[GOAL OF THE EXERCISE]:
Please repeat every entry exactly as given, apart from dropping the images.

[EXTRACTED MATERIAL]:
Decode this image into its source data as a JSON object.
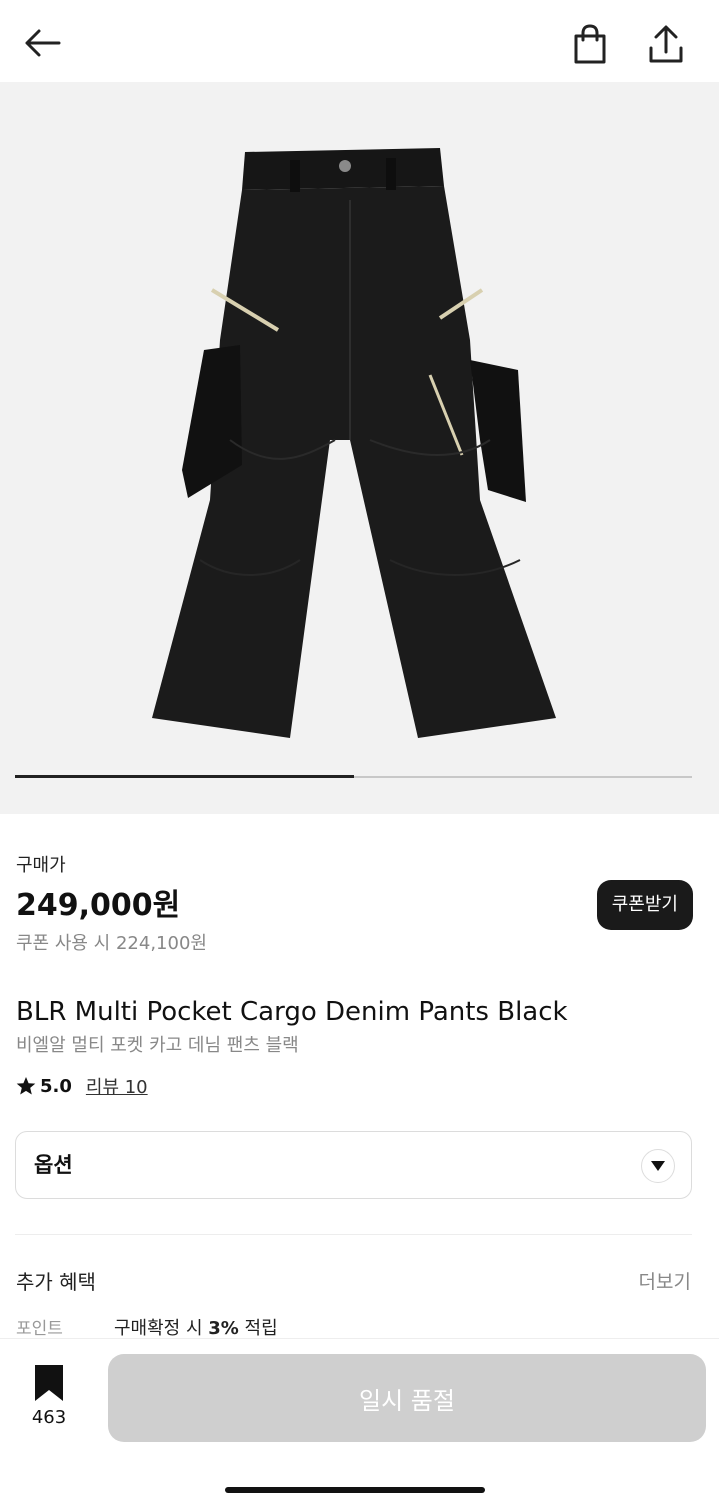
{
  "header": {
    "back_icon": "arrow-left-icon",
    "bag_icon": "shopping-bag-icon",
    "share_icon": "share-icon"
  },
  "gallery": {
    "image_description": "black multi pocket cargo denim pants",
    "progress": 0.5
  },
  "price": {
    "label": "구매가",
    "value": "249,000원",
    "coupon_text": "쿠폰 사용 시 224,100원",
    "coupon_button": "쿠폰받기"
  },
  "product": {
    "name": "BLR Multi Pocket Cargo Denim Pants Black",
    "subname": "비엘알 멀티 포켓 카고 데님 팬츠 블랙",
    "rating": "5.0",
    "reviews": "리뷰 10"
  },
  "option": {
    "label": "옵션"
  },
  "benefits": {
    "title": "추가 혜택",
    "more": "더보기",
    "point_label": "포인트",
    "point_prefix": "구매확정 시 ",
    "point_value": "3%",
    "point_suffix": " 적립"
  },
  "bottom": {
    "wishlist_count": "463",
    "soldout_label": "일시 품절"
  },
  "colors": {
    "accent": "#1a1a1a",
    "disabled": "#cfcfcf",
    "muted": "#888888",
    "gallery_bg": "#f2f2f2"
  }
}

[FINISHED EXERCISE]:
Decode this image into its source data as a JSON object.
{
  "header": {
    "back_icon": "arrow-left-icon",
    "bag_icon": "shopping-bag-icon",
    "share_icon": "share-icon"
  },
  "gallery": {
    "image_description": "black multi pocket cargo denim pants",
    "progress": 0.5
  },
  "price": {
    "label": "구매가",
    "value": "249,000원",
    "coupon_text": "쿠폰 사용 시 224,100원",
    "coupon_button": "쿠폰받기"
  },
  "product": {
    "name": "BLR Multi Pocket Cargo Denim Pants Black",
    "subname": "비엘알 멀티 포켓 카고 데님 팬츠 블랙",
    "rating": "5.0",
    "reviews": "리뷰 10"
  },
  "option": {
    "label": "옵션"
  },
  "benefits": {
    "title": "추가 혜택",
    "more": "더보기",
    "point_label": "포인트",
    "point_prefix": "구매확정 시 ",
    "point_value": "3%",
    "point_suffix": " 적립"
  },
  "bottom": {
    "wishlist_count": "463",
    "soldout_label": "일시 품절"
  },
  "colors": {
    "accent": "#1a1a1a",
    "disabled": "#cfcfcf",
    "muted": "#888888",
    "gallery_bg": "#f2f2f2"
  }
}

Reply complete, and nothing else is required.